Bernie Morgan told Third Sector that the bank, which is expected to use money from unclaimed assets to provide new financial products for charities, should reflect lobbying priorities put forward by existing organisations in the social investment field.
"The bank will be in a good position to lobby because it will have a very broad view of the whole sector while it works through intermediaries," she said.
"There are plenty of other organisations in the sector that do lobbying, and do it well, but I feel that their voices might be eclipsed by the scale of the wholesaler.
"We have to come to a considered view on where it will lobby and what the role might look like.
"Unless we get going on it now, we will be caught short later on in the process."
She was speaking after the Good Deals social investment conference last week. Third Sector asked Toby Eccles, development director at Social Finance, a new company formed to research the social investment market, to comment.
He said: "The expertise that the bank builds, and the research it does, will put it in a very strong position to inform government, and other funders in the arena, about how to expand the available capital in the market place."
He said the debate should focus on accountability: "If you get the accountability wrong and it's too narrow, so that it's accountable only to financiers or government, then the bank's ability to advocate sensibly will be damaged," he said.

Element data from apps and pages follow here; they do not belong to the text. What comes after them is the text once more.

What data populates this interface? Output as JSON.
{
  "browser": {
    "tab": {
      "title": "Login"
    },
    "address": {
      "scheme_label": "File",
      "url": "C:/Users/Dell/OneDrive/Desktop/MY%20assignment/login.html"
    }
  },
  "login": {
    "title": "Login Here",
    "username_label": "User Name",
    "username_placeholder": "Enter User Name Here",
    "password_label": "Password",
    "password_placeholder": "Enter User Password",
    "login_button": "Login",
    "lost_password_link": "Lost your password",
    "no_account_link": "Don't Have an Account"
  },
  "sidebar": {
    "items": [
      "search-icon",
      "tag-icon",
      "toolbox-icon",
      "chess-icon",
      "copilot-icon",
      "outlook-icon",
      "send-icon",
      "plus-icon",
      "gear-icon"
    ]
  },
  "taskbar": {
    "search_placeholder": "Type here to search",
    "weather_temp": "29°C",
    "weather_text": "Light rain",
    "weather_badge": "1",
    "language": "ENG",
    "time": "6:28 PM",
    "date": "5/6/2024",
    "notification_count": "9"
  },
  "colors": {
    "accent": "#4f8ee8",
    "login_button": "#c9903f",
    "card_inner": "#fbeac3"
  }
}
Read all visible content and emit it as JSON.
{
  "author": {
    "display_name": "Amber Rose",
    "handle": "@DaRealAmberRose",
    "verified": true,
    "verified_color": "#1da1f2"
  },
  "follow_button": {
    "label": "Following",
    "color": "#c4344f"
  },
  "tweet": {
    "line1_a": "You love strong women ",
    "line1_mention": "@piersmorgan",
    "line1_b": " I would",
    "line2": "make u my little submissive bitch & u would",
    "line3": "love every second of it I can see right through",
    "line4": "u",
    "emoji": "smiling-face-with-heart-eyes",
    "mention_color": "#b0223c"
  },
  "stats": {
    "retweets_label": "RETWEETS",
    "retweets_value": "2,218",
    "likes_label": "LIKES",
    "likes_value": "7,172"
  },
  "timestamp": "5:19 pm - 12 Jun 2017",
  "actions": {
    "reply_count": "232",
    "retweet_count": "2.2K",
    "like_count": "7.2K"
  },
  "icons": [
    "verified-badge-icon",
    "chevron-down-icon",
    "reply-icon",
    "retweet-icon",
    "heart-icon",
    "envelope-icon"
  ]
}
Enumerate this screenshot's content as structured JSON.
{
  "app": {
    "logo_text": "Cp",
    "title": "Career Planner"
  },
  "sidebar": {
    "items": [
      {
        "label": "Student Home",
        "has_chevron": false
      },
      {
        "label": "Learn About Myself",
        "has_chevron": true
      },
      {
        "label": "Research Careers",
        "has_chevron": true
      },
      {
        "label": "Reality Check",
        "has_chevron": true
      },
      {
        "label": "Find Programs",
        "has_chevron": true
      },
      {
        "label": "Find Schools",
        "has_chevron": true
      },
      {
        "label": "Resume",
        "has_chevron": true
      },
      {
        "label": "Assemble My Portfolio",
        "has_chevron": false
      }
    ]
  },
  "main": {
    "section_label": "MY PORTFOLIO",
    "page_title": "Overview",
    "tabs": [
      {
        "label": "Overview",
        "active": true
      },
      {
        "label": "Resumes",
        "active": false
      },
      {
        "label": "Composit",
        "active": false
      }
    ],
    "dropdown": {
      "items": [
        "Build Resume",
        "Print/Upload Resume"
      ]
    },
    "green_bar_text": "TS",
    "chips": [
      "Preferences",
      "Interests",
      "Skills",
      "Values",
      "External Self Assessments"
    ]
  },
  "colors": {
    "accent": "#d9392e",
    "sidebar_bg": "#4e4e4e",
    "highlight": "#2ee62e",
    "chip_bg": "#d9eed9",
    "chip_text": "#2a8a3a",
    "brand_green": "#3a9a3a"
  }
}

The bank has been named in the Government's Dormant Bank and Building Society Accounts Bill as the third-place recipient for unclaimed assets after youth services and financial inclusion. A date is yet to be set for the Bill's second Commons reading.